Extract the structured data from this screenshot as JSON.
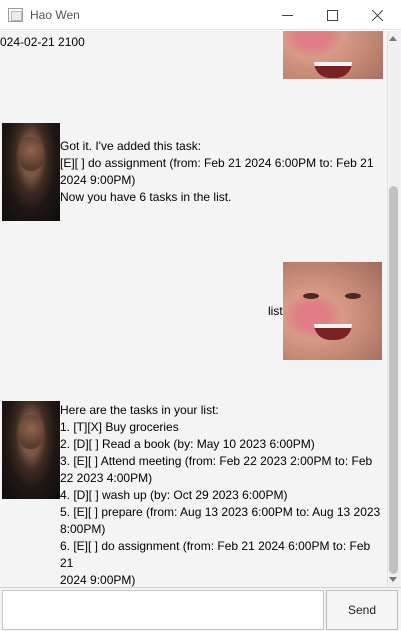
{
  "window": {
    "title": "Hao Wen",
    "controls": [
      "minimize",
      "maximize",
      "close"
    ]
  },
  "chat": {
    "partial_message": "024-02-21 2100",
    "messages": [
      {
        "sender": "duke",
        "lines": [
          "Got it. I've added this task:",
          "[E][ ] do assignment (from: Feb 21 2024 6:00PM to: Feb 21",
          "2024 9:00PM)",
          "Now you have 6 tasks in the list."
        ]
      },
      {
        "sender": "user",
        "text": "list"
      },
      {
        "sender": "duke",
        "lines": [
          "Here are the tasks in your list:",
          "1. [T][X] Buy groceries",
          "2. [D][ ] Read a book (by: May 10 2023 6:00PM)",
          "3. [E][ ] Attend meeting (from: Feb 22 2023 2:00PM to: Feb",
          "22 2023 4:00PM)",
          "4. [D][ ] wash up (by: Oct 29 2023 6:00PM)",
          "5. [E][ ] prepare (from: Aug 13 2023 6:00PM to: Aug 13 2023",
          "8:00PM)",
          "6. [E][ ] do assignment (from: Feb 21 2024 6:00PM to: Feb 21",
          "2024 9:00PM)"
        ]
      }
    ]
  },
  "input": {
    "value": "",
    "placeholder": ""
  },
  "send_button": {
    "label": "Send"
  },
  "icons": {
    "app": "window-icon",
    "duke_avatar": "duke-avatar",
    "user_avatar": "user-avatar"
  },
  "colors": {
    "chat_background": "#f4f4f4",
    "window_background": "#ffffff"
  }
}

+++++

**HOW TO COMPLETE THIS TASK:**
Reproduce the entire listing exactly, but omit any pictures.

**RESULT OF THIS EXERCISE:**
Extract the structured data from this screenshot as JSON.
{
  "window": {
    "title": "Hao Wen",
    "controls": [
      "minimize",
      "maximize",
      "close"
    ]
  },
  "chat": {
    "partial_message": "024-02-21 2100",
    "messages": [
      {
        "sender": "duke",
        "lines": [
          "Got it. I've added this task:",
          "[E][ ] do assignment (from: Feb 21 2024 6:00PM to: Feb 21",
          "2024 9:00PM)",
          "Now you have 6 tasks in the list."
        ]
      },
      {
        "sender": "user",
        "text": "list"
      },
      {
        "sender": "duke",
        "lines": [
          "Here are the tasks in your list:",
          "1. [T][X] Buy groceries",
          "2. [D][ ] Read a book (by: May 10 2023 6:00PM)",
          "3. [E][ ] Attend meeting (from: Feb 22 2023 2:00PM to: Feb",
          "22 2023 4:00PM)",
          "4. [D][ ] wash up (by: Oct 29 2023 6:00PM)",
          "5. [E][ ] prepare (from: Aug 13 2023 6:00PM to: Aug 13 2023",
          "8:00PM)",
          "6. [E][ ] do assignment (from: Feb 21 2024 6:00PM to: Feb 21",
          "2024 9:00PM)"
        ]
      }
    ]
  },
  "input": {
    "value": "",
    "placeholder": ""
  },
  "send_button": {
    "label": "Send"
  },
  "icons": {
    "app": "window-icon",
    "duke_avatar": "duke-avatar",
    "user_avatar": "user-avatar"
  },
  "colors": {
    "chat_background": "#f4f4f4",
    "window_background": "#ffffff"
  }
}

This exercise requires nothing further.